Hubs can be successful, but are not always, and there is too much variation. The only contact my hub has had with me as a Head of Music is to seek data - the contract offered is not suitable for instrumental teaching in an upper school, and the calibre of staff has been reduced compared to the pre-hub staffing. Little support is offered in terms of ensemble music making suitable for the 11-18 age group in a rural setting.
The local youth orchestra which is most successful is independently run and does not have hub funding - but has just played at the NFMY Schools Prom. Whilst a fabulous organisation, it saddens me that the students involved are predominantly the offspring of local professional and semi professional musicians, and the majority attend private or grammar schools. I can only conclude that we are not offering a suitable pathway for instrumental tuition for the ordinary child who doesn't have musical or rich parents. But yet we are not considered deprived enough to have In Harmony running in this area.

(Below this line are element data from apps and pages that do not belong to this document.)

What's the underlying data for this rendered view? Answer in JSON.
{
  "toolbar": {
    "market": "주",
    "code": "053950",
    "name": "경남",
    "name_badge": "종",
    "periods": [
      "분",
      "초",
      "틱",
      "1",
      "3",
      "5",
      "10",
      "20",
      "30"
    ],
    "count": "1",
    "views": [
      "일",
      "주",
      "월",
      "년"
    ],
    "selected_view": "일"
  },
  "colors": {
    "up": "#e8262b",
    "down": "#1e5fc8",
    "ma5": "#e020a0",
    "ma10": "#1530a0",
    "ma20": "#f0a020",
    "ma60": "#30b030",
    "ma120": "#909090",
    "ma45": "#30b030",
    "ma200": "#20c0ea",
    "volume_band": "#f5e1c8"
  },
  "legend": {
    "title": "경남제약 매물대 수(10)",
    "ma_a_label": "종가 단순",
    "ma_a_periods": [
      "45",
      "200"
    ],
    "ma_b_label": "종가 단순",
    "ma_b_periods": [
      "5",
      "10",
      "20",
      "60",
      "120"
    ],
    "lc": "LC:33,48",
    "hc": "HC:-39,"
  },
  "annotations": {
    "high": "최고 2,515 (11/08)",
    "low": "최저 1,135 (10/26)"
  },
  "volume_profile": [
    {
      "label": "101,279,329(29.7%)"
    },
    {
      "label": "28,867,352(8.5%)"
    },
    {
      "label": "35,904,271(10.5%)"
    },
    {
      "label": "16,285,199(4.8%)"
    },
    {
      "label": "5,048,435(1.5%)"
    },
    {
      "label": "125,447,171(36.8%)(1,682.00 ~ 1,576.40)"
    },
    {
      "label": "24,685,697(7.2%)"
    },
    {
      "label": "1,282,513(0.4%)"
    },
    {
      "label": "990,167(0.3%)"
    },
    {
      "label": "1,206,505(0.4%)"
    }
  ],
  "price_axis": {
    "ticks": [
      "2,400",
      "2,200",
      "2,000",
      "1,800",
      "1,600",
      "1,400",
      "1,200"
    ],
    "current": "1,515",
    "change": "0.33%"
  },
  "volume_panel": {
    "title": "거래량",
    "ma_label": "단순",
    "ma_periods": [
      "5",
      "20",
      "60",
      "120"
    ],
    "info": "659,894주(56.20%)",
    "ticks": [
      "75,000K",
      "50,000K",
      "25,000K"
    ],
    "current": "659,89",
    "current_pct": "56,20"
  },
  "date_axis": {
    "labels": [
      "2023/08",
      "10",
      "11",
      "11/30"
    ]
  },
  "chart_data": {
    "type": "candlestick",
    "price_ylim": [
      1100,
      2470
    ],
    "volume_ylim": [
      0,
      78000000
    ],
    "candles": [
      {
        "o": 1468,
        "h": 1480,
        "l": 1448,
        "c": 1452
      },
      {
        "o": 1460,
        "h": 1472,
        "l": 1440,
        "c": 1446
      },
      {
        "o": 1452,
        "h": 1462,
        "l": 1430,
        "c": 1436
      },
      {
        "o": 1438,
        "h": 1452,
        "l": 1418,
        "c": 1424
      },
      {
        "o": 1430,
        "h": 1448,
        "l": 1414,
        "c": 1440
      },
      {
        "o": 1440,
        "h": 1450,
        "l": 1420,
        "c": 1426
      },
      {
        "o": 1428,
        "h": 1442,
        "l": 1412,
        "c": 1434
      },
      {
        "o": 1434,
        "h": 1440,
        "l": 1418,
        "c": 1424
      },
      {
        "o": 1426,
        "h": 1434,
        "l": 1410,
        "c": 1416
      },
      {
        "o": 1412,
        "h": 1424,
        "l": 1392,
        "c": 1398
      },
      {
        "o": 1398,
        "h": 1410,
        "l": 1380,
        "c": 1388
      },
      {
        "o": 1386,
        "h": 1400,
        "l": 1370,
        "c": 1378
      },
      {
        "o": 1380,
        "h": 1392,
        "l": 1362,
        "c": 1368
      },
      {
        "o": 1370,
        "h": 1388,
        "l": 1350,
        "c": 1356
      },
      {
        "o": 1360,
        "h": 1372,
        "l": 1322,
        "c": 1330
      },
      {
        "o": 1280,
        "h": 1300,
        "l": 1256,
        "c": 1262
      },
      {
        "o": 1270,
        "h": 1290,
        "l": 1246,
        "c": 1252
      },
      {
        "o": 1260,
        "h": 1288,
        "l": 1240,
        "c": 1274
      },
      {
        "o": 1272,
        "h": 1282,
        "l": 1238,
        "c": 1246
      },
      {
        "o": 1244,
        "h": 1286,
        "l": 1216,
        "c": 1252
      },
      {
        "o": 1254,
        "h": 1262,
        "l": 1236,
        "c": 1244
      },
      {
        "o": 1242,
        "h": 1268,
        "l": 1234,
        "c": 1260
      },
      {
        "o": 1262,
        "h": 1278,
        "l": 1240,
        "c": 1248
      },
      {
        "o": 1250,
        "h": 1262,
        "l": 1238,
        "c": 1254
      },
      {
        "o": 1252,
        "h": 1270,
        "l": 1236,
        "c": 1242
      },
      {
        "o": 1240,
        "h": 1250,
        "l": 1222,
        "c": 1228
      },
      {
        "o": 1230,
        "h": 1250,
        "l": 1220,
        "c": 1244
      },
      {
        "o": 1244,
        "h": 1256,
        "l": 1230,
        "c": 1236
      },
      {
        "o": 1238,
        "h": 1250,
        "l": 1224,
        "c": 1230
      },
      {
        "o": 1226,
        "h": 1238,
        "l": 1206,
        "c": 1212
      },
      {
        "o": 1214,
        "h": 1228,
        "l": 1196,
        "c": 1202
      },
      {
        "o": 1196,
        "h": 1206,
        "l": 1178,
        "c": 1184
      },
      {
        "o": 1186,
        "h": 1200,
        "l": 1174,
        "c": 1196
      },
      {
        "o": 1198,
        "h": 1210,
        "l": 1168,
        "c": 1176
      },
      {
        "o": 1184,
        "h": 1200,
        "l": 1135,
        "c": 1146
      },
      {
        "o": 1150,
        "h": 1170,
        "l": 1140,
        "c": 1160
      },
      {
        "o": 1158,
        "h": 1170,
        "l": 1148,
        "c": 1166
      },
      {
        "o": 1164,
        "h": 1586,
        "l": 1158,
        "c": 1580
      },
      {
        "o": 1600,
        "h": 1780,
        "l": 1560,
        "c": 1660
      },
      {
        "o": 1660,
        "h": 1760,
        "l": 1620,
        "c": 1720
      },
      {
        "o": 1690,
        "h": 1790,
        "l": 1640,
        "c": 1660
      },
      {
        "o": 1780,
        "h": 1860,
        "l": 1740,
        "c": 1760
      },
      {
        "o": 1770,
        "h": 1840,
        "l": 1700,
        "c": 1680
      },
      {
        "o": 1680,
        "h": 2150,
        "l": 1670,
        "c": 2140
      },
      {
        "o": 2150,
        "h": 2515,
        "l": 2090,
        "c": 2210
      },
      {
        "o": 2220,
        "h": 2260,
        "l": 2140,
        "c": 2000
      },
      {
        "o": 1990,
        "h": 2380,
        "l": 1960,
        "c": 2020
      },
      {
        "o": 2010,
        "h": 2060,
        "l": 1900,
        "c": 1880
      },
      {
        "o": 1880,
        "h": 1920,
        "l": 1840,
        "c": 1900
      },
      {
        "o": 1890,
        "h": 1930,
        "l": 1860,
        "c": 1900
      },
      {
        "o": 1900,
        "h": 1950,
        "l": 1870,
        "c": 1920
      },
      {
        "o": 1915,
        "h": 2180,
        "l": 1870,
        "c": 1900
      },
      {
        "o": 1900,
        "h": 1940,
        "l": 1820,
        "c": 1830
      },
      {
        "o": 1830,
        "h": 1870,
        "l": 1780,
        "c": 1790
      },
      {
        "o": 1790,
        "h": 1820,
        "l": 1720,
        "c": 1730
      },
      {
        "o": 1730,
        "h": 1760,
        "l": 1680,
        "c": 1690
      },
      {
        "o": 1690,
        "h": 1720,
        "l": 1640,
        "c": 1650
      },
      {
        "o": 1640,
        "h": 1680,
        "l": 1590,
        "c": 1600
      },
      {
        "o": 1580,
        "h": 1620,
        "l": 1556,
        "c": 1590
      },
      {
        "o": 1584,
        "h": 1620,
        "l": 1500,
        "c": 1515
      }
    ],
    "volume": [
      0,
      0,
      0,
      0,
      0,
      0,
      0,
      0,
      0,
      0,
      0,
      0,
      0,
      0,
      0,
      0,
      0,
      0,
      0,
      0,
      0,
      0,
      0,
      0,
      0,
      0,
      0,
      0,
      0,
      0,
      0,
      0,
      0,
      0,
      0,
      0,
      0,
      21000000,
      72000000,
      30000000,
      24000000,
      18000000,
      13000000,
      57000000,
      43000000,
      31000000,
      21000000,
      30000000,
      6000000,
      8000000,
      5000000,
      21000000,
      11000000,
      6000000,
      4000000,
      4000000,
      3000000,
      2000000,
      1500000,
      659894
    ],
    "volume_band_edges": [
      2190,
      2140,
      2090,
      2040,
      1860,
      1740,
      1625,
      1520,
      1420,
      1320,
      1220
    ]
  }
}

T Stewart says:
November 19, 2014 at 08:54 PM
I have just read the Department for Education –
‘Evidence check’ memorandum- Music education and can see no evidence of any of these changes in my child's high school. Each class has one hour of music instruction per week, any more than that we have to pay for privately. The disadvantaged areas are to get more funding for music in schools but there are countless parents who still cannot afford extra tuition but don't live in these 'disadvantaged' areas. There is only one music teacher in my child's school who has to provide music tuition for every one of it's 640 pupils. There is no provision for any children to learn an instrument in class. The school does not have drama as a subject at all.
Clare Newman says:
November 19, 2014 at 03:56 PM
Out of lesson music lessons are very expensive and in my experience there are 2 groups of children that learn, those that quite affluent and can afford the tuition and those that are able to have the lessons for free. The group in the middle miss out completely.
Also, I know the teacher has to attend a number of schools but there seems no consideration for the general timetable and what subject is being missed during the music lesson.